Five Things Your Web Site Should Be DoingWeb sites can provide some real direct and indirect benefits for your firm, helping it grow and boosting its bottom line. A new publication from our management consultant friends at Natick, Mass.-based ZweigWhite outlines five basic ways which your Web site should be helping your firm produce positive results.
Generating New Leads – Your Web site should be a portal for prospective clients to access your firm and, as such, can be a powerful tool to market your services. By no means should a Web site replace your firm’s other marketing and business development efforts, but it can be one of the most effective, easy and cheap marketing tools you can use to attract new clients to your firm.
Enhancing Your Firm’s Reputation – A Web site can go a long way in branding your firm and enhancing its reputation as a market sector leader, a technical expert and a progressive company – all of which are closely tied to the ability to attract new clients, teaming partners and new employees. Firms that are effective at branding themselves and positioning themselves as the expert to contact can charge higher fees and generate new business more easily.
Improving Your Relationships with Existing Clients – An increasing number of contracting firms are using their Web sites to improve client service by setting up project Web sites and public involvement Web sites for clients, providing Web design services to clients and obtaining client feedback online.
Recruiting Talented Employees – If your firm is not using your Web site as a recruitment tool, you’re missing out on a great resource to find talented employees. Your company Web site is one of the first places many potential candidates will check out to learn more about your company. This means it’s important for your site to be up-to-date and provide potential candidates with enough information to know what your firm does and what the workplace environment is like.
Reducing Costs – Your Web site can help cut down on the costs of printing and mailing multiple hard copies of marketing pieces. Since printed marketing pieces can become obsolete quickly, the costs of producing revised marketing materials can add up pretty quickly.
If your firm’s Web site is not producing all of these results, it may be time to upgrade your site.
Don’t Fuel That FireWhen trying to cope with someone who’s infuriated, try the advice of business communications consultant Dr. Alberto Cereghino. He says to visualize the person as having a psychological sunburn. If you touch the person when the sunburn is at its worst, you may get a violent reaction. Instead, try to reduce the heat.
Listen carefully and try to understand what the person is saying. Ask open-ended questions to keep the person talking. Don’t offer a solution until the person has had time to vent his or her feelings.
Share Your PowersBusiness psychologist Jay Hall tells us how successful managers use power:
They share power with the less-powerful employees in order to extend decision-making to the individuals most affected by decisions.
They downplay their own power. This fosters collaboration with co-workers who have less power. To do that, they must not only share power with co-workers, they also must de-emphasize their own superiority. This promotes equality, which in turn allows for constructive pooling of talents and resources between managers and subordinates.
They use power for collective benefit.

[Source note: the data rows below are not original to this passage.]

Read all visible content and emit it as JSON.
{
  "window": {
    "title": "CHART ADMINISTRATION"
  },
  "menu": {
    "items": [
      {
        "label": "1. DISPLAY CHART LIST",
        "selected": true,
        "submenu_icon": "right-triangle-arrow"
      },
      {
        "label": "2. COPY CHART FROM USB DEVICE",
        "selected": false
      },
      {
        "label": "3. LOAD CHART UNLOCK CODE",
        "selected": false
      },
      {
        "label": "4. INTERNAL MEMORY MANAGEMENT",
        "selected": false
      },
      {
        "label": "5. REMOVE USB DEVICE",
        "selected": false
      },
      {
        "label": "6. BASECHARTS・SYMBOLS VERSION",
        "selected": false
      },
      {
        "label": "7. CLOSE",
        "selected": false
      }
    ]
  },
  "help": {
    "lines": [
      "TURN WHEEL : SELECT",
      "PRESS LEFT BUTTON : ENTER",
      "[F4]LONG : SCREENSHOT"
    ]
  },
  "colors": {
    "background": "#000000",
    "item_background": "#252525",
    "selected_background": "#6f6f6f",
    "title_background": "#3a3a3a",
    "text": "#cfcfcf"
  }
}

Instead of abusing power for personal gain, successful managers use power to make decisions that benefit the company as a whole.
They stive to practice restraint. Instead of reminding people at every oppportunity about how much power they possess, successful managers give others the opportunity to influence events and take credit. This enhances morale by encouraging initiative and avoiding excessive control.
The Truth about Manhole CoversHopefully, you’ve never been compelled to take time out from your busy life and ponder the mystery of why manhole covers are round. But, on the odd chance that it might come up someday, our man with all the answers – Cecil Adams (www.straightdope.com) – can help us out on that topic.
The commonly told explanation is that manhole covers are round so some moron from Streets & Sanitation won’t be able to accidentally drop them into the sewer. If they were square, you could tip the up and drop them through diagonally. “And the same with ovals,” notes Adams. “But a circular hole will defy the most determined of efforts in the regard.”
But a circular manhole cover isn’t the only shape that won’t fall into the hole. Those of you who paid attention in geometry class might recall that the same is true with the Rouleaux triangle – the kind in which each side consists of an arc centered on the opposite line’s vertex (you don’t remember?).
So why not triangular manhole covers? Adams cites the case against them using four main points:
- They can be rather difficult to roll.
- The corners might tend to pop up when vehicles drive over them.
- They’d look stupid.
- The moron from Streets & Sanitation would have to be able to line up the corners when dropping them into place.